WORK ORDER :: Scan the lines below for "mnemonic" and copy the matches.

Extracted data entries

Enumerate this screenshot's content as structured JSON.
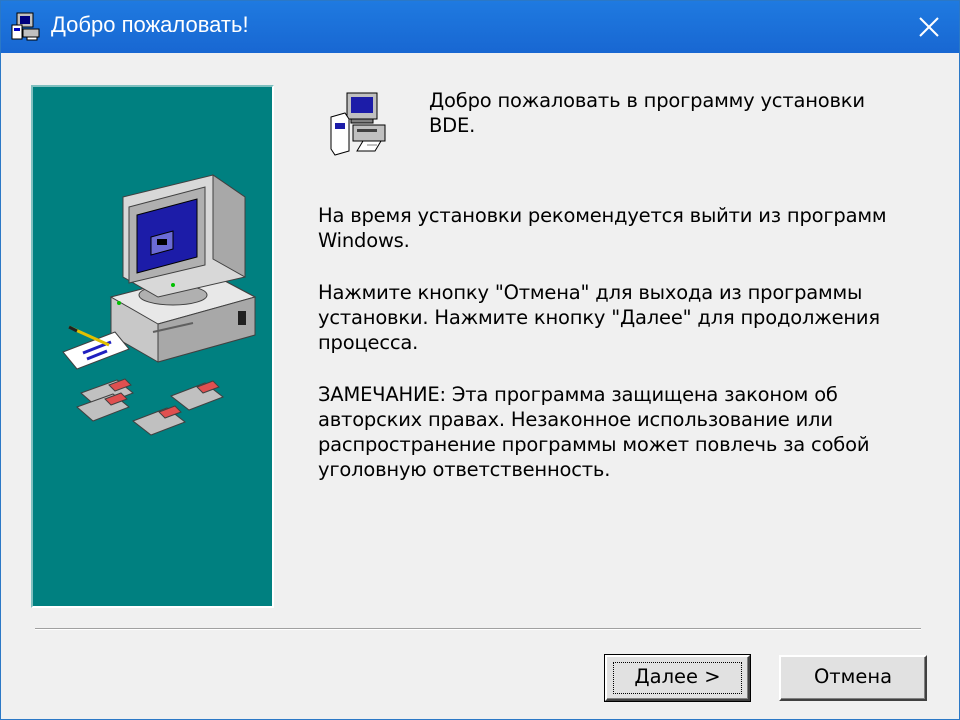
{
  "window": {
    "title": "Добро пожаловать!",
    "title_icon": "setup-app-icon",
    "close_icon": "close-icon"
  },
  "content": {
    "heading": "Добро пожаловать в программу установки BDE.",
    "paragraph1": "На время установки рекомендуется выйти из программ Windows.",
    "paragraph2": "Нажмите кнопку \"Отмена\" для выхода из программы установки.  Нажмите кнопку \"Далее\" для продолжения процесса.",
    "paragraph3": "ЗАМЕЧАНИЕ: Эта программа защищена законом об авторских правах. Незаконное использование или распространение программы может повлечь за собой уголовную ответственность."
  },
  "buttons": {
    "next_label": "Далее >",
    "cancel_label": "Отмена"
  },
  "colors": {
    "titlebar": "#1a73e8",
    "side_panel": "#008080",
    "window_bg": "#f0f0f0"
  }
}
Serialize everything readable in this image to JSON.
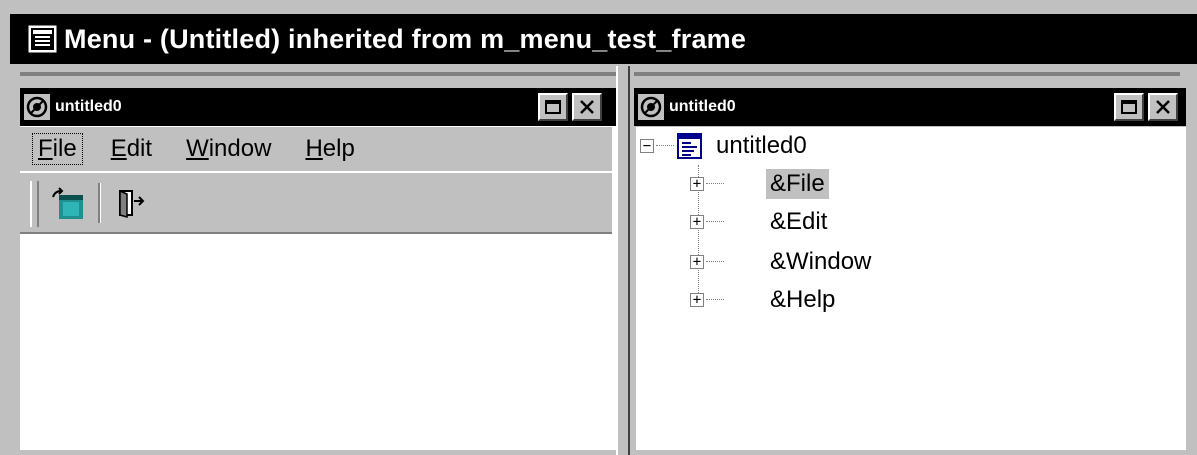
{
  "window": {
    "title": "Menu - (Untitled) inherited from m_menu_test_frame"
  },
  "left_pane": {
    "title": "untitled0",
    "menubar": [
      {
        "label": "File",
        "mnemonic": "F",
        "rest": "ile",
        "active": true
      },
      {
        "label": "Edit",
        "mnemonic": "E",
        "rest": "dit",
        "active": false
      },
      {
        "label": "Window",
        "mnemonic": "W",
        "rest": "indow",
        "active": false
      },
      {
        "label": "Help",
        "mnemonic": "H",
        "rest": "elp",
        "active": false
      }
    ],
    "toolbar": {
      "buttons": [
        "window-box-icon",
        "exit-door-icon"
      ]
    }
  },
  "right_pane": {
    "title": "untitled0",
    "tree": {
      "root": "untitled0",
      "children": [
        "&File",
        "&Edit",
        "&Window",
        "&Help"
      ],
      "selected": "&File"
    }
  },
  "colors": {
    "titlebar_bg": "#000000",
    "face": "#c0c0c0",
    "client": "#ffffff",
    "tree_selection": "#c0c0c0"
  }
}
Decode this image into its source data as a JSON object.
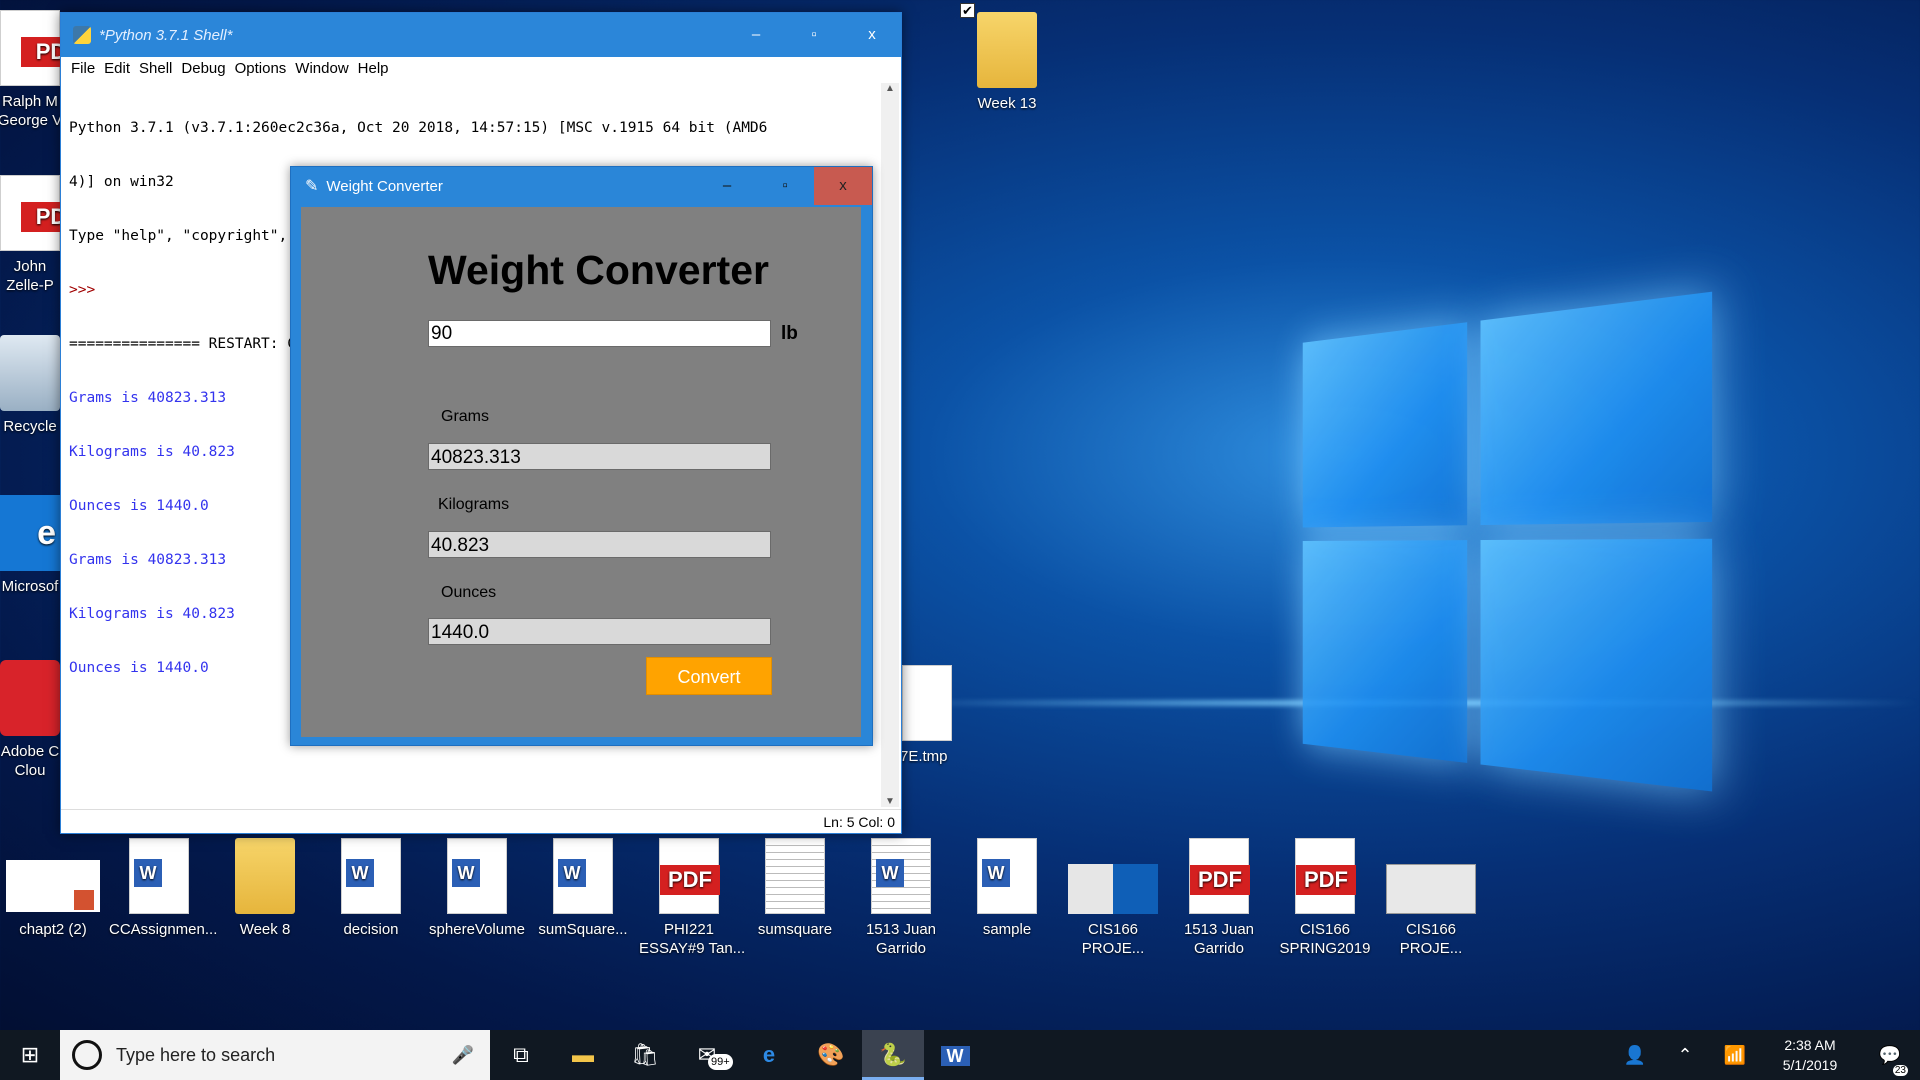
{
  "desktop": {
    "checkbox_mark": "✔",
    "left_icons": [
      {
        "label": "Ralph M\nGeorge V",
        "badge": "PD"
      },
      {
        "label": "John\nZelle-P",
        "badge": "PD"
      },
      {
        "label": "Recycle",
        "badge": ""
      },
      {
        "label": "Microsof",
        "badge": "e"
      },
      {
        "label": "Adobe C\nClou",
        "badge": ""
      }
    ],
    "top_icons": [
      {
        "label": "Week 13",
        "type": "folder"
      }
    ],
    "hidden_icon": {
      "label": "7E.tmp"
    },
    "bottom_icons": [
      {
        "label": "chapt2 (2)",
        "type": "ppt"
      },
      {
        "label": "CCAssignmen...",
        "type": "word"
      },
      {
        "label": "Week 8",
        "type": "folder"
      },
      {
        "label": "decision",
        "type": "word"
      },
      {
        "label": "sphereVolume",
        "type": "word"
      },
      {
        "label": "sumSquare...",
        "type": "word"
      },
      {
        "label": "PHI221\nESSAY#9 Tan...",
        "type": "pdf"
      },
      {
        "label": "sumsquare",
        "type": "text"
      },
      {
        "label": "1513 Juan\nGarrido",
        "type": "word-lines"
      },
      {
        "label": "sample",
        "type": "word"
      },
      {
        "label": "CIS166\nPROJE...",
        "type": "shot"
      },
      {
        "label": "1513 Juan\nGarrido",
        "type": "pdf"
      },
      {
        "label": "CIS166\nSPRING2019",
        "type": "pdf"
      },
      {
        "label": "CIS166\nPROJE...",
        "type": "shot"
      }
    ],
    "pdf_text": "PDF",
    "word_text": "W"
  },
  "shell": {
    "title": "*Python 3.7.1 Shell*",
    "menu": [
      "File",
      "Edit",
      "Shell",
      "Debug",
      "Options",
      "Window",
      "Help"
    ],
    "lines": [
      {
        "text": "Python 3.7.1 (v3.7.1:260ec2c36a, Oct 20 2018, 14:57:15) [MSC v.1915 64 bit (AMD6",
        "kind": "plain"
      },
      {
        "text": "4)] on win32",
        "kind": "plain"
      },
      {
        "text": "Type \"help\", \"copyright\", \"credits\" or \"license()\" for more information.",
        "kind": "plain"
      },
      {
        "text": ">>> ",
        "kind": "prompt"
      },
      {
        "text": "=============== RESTART: C:/Users/tanya/Desktop/wconverter.py ===============",
        "kind": "plain"
      },
      {
        "text": "Grams is 40823.313",
        "kind": "out"
      },
      {
        "text": "Kilograms is 40.823",
        "kind": "out"
      },
      {
        "text": "Ounces is 1440.0",
        "kind": "out"
      },
      {
        "text": "Grams is 40823.313",
        "kind": "out"
      },
      {
        "text": "Kilograms is 40.823",
        "kind": "out"
      },
      {
        "text": "Ounces is 1440.0",
        "kind": "out"
      }
    ],
    "status": "Ln: 5  Col: 0"
  },
  "converter": {
    "title": "Weight Converter",
    "heading": "Weight Converter",
    "input_value": "90",
    "unit": "lb",
    "grams_label": "Grams",
    "grams_value": "40823.313",
    "kilograms_label": "Kilograms",
    "kilograms_value": "40.823",
    "ounces_label": "Ounces",
    "ounces_value": "1440.0",
    "convert_label": "Convert"
  },
  "window_controls": {
    "minimize": "–",
    "maximize": "▫",
    "close": "x"
  },
  "taskbar": {
    "search_placeholder": "Type here to search",
    "mail_badge": "99+",
    "time": "2:38 AM",
    "date": "5/1/2019",
    "notification_count": "23"
  },
  "colors": {
    "convert_button": "#ffa300",
    "titlebar": "#2b86d9",
    "shell_output": "#3333ee",
    "shell_prompt": "#a00000"
  }
}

ANSWER SECTION ::
        "mnemonic": "F",
        "mnemonic": "E",
        "mnemonic": "W",
        "mnemonic": "H",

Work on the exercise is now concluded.